[Element data from apps and pages]
* * *

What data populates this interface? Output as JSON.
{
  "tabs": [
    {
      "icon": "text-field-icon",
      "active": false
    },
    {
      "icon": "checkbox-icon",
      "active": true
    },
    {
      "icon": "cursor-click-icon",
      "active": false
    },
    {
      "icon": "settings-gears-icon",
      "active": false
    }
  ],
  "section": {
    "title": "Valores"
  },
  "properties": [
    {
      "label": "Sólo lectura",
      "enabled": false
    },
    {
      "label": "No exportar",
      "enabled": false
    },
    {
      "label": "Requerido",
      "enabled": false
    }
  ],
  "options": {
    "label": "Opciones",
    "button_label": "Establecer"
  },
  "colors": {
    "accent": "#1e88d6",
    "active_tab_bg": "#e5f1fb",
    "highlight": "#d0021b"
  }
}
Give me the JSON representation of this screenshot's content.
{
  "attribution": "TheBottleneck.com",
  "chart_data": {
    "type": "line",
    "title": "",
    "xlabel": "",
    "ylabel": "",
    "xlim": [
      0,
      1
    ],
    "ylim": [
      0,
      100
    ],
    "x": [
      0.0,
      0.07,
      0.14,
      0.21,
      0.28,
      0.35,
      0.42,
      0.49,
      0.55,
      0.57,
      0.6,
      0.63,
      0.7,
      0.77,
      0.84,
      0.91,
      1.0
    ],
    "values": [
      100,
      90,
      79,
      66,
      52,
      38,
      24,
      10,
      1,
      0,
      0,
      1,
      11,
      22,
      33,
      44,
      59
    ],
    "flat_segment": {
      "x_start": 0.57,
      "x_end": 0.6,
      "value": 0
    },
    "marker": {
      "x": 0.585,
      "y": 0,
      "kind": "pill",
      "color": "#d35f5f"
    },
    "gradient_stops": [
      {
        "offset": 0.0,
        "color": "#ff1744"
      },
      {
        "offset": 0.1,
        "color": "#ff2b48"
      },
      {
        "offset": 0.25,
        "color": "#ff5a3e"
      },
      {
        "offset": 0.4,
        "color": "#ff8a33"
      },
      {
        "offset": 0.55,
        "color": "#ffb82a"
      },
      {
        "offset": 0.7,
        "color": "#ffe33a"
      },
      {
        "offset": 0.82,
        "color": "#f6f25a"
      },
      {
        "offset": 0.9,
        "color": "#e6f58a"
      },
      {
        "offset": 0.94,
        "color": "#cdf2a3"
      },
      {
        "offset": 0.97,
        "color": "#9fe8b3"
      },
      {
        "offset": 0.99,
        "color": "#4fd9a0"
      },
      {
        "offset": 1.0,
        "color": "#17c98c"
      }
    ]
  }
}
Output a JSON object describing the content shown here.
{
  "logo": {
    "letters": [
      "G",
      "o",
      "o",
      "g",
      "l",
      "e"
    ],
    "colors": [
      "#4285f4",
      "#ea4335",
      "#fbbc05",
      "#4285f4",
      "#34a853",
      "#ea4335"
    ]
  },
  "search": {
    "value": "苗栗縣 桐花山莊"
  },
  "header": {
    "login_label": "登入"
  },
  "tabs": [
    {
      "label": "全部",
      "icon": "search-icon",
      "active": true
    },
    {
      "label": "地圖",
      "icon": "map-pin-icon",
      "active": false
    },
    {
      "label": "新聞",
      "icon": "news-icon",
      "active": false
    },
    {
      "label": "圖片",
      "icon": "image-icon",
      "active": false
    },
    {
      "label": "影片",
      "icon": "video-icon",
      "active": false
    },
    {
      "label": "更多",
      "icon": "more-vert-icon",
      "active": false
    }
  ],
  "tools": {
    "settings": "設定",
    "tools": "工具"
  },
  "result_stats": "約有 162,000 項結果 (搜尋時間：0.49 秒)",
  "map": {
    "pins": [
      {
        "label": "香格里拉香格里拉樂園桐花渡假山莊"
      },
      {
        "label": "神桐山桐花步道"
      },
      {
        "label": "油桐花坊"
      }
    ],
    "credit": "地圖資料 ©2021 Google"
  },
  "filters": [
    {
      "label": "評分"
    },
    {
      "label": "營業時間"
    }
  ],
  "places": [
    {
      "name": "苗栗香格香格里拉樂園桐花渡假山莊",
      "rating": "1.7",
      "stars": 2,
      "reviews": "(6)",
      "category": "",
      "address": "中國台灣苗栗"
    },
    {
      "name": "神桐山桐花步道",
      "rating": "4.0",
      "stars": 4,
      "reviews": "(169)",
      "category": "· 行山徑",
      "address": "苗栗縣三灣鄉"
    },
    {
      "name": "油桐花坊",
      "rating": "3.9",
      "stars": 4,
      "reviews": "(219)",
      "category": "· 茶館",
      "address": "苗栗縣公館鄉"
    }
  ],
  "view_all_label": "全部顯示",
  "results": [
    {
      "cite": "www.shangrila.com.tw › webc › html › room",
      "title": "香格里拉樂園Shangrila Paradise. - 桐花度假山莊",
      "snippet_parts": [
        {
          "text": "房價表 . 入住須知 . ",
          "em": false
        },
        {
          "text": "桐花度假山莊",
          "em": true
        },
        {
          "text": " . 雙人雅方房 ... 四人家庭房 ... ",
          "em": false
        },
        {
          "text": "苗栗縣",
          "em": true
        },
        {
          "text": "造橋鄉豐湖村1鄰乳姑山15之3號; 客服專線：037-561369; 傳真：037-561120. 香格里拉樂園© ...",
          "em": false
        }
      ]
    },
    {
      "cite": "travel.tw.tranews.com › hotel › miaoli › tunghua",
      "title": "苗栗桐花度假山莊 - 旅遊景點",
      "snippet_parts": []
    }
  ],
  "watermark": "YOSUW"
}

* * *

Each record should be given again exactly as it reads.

What data populates this interface? Output as JSON.
{
  "tabs": [
    {
      "icon": "text-field-icon",
      "active": false
    },
    {
      "icon": "checkbox-icon",
      "active": true
    },
    {
      "icon": "cursor-click-icon",
      "active": false
    },
    {
      "icon": "settings-gears-icon",
      "active": false
    }
  ],
  "section": {
    "title": "Valores"
  },
  "properties": [
    {
      "label": "Sólo lectura",
      "enabled": false
    },
    {
      "label": "No exportar",
      "enabled": false
    },
    {
      "label": "Requerido",
      "enabled": false
    }
  ],
  "options": {
    "label": "Opciones",
    "button_label": "Establecer"
  },
  "colors": {
    "accent": "#1e88d6",
    "active_tab_bg": "#e5f1fb",
    "highlight": "#d0021b"
  }
}
Give me the JSON representation of this screenshot's content.
{
  "attribution": "TheBottleneck.com",
  "chart_data": {
    "type": "line",
    "title": "",
    "xlabel": "",
    "ylabel": "",
    "xlim": [
      0,
      1
    ],
    "ylim": [
      0,
      100
    ],
    "x": [
      0.0,
      0.07,
      0.14,
      0.21,
      0.28,
      0.35,
      0.42,
      0.49,
      0.55,
      0.57,
      0.6,
      0.63,
      0.7,
      0.77,
      0.84,
      0.91,
      1.0
    ],
    "values": [
      100,
      90,
      79,
      66,
      52,
      38,
      24,
      10,
      1,
      0,
      0,
      1,
      11,
      22,
      33,
      44,
      59
    ],
    "flat_segment": {
      "x_start": 0.57,
      "x_end": 0.6,
      "value": 0
    },
    "marker": {
      "x": 0.585,
      "y": 0,
      "kind": "pill",
      "color": "#d35f5f"
    },
    "gradient_stops": [
      {
        "offset": 0.0,
        "color": "#ff1744"
      },
      {
        "offset": 0.1,
        "color": "#ff2b48"
      },
      {
        "offset": 0.25,
        "color": "#ff5a3e"
      },
      {
        "offset": 0.4,
        "color": "#ff8a33"
      },
      {
        "offset": 0.55,
        "color": "#ffb82a"
      },
      {
        "offset": 0.7,
        "color": "#ffe33a"
      },
      {
        "offset": 0.82,
        "color": "#f6f25a"
      },
      {
        "offset": 0.9,
        "color": "#e6f58a"
      },
      {
        "offset": 0.94,
        "color": "#cdf2a3"
      },
      {
        "offset": 0.97,
        "color": "#9fe8b3"
      },
      {
        "offset": 0.99,
        "color": "#4fd9a0"
      },
      {
        "offset": 1.0,
        "color": "#17c98c"
      }
    ]
  }
}
Output a JSON object describing the content shown here.
{
  "logo": {
    "letters": [
      "G",
      "o",
      "o",
      "g",
      "l",
      "e"
    ],
    "colors": [
      "#4285f4",
      "#ea4335",
      "#fbbc05",
      "#4285f4",
      "#34a853",
      "#ea4335"
    ]
  },
  "search": {
    "value": "苗栗縣 桐花山莊"
  },
  "header": {
    "login_label": "登入"
  },
  "tabs": [
    {
      "label": "全部",
      "icon": "search-icon",
      "active": true
    },
    {
      "label": "地圖",
      "icon": "map-pin-icon",
      "active": false
    },
    {
      "label": "新聞",
      "icon": "news-icon",
      "active": false
    },
    {
      "label": "圖片",
      "icon": "image-icon",
      "active": false
    },
    {
      "label": "影片",
      "icon": "video-icon",
      "active": false
    },
    {
      "label": "更多",
      "icon": "more-vert-icon",
      "active": false
    }
  ],
  "tools": {
    "settings": "設定",
    "tools": "工具"
  },
  "result_stats": "約有 162,000 項結果 (搜尋時間：0.49 秒)",
  "map": {
    "pins": [
      {
        "label": "香格里拉香格里拉樂園桐花渡假山莊"
      },
      {
        "label": "神桐山桐花步道"
      },
      {
        "label": "油桐花坊"
      }
    ],
    "credit": "地圖資料 ©2021 Google"
  },
  "filters": [
    {
      "label": "評分"
    },
    {
      "label": "營業時間"
    }
  ],
  "places": [
    {
      "name": "苗栗香格香格里拉樂園桐花渡假山莊",
      "rating": "1.7",
      "stars": 2,
      "reviews": "(6)",
      "category": "",
      "address": "中國台灣苗栗"
    },
    {
      "name": "神桐山桐花步道",
      "rating": "4.0",
      "stars": 4,
      "reviews": "(169)",
      "category": "· 行山徑",
      "address": "苗栗縣三灣鄉"
    },
    {
      "name": "油桐花坊",
      "rating": "3.9",
      "stars": 4,
      "reviews": "(219)",
      "category": "· 茶館",
      "address": "苗栗縣公館鄉"
    }
  ],
  "view_all_label": "全部顯示",
  "results": [
    {
      "cite": "www.shangrila.com.tw › webc › html › room",
      "title": "香格里拉樂園Shangrila Paradise. - 桐花度假山莊",
      "snippet_parts": [
        {
          "text": "房價表 . 入住須知 . ",
          "em": false
        },
        {
          "text": "桐花度假山莊",
          "em": true
        },
        {
          "text": " . 雙人雅方房 ... 四人家庭房 ... ",
          "em": false
        },
        {
          "text": "苗栗縣",
          "em": true
        },
        {
          "text": "造橋鄉豐湖村1鄰乳姑山15之3號; 客服專線：037-561369; 傳真：037-561120. 香格里拉樂園© ...",
          "em": false
        }
      ]
    },
    {
      "cite": "travel.tw.tranews.com › hotel › miaoli › tunghua",
      "title": "苗栗桐花度假山莊 - 旅遊景點",
      "snippet_parts": []
    }
  ],
  "watermark": "YOSUW"
}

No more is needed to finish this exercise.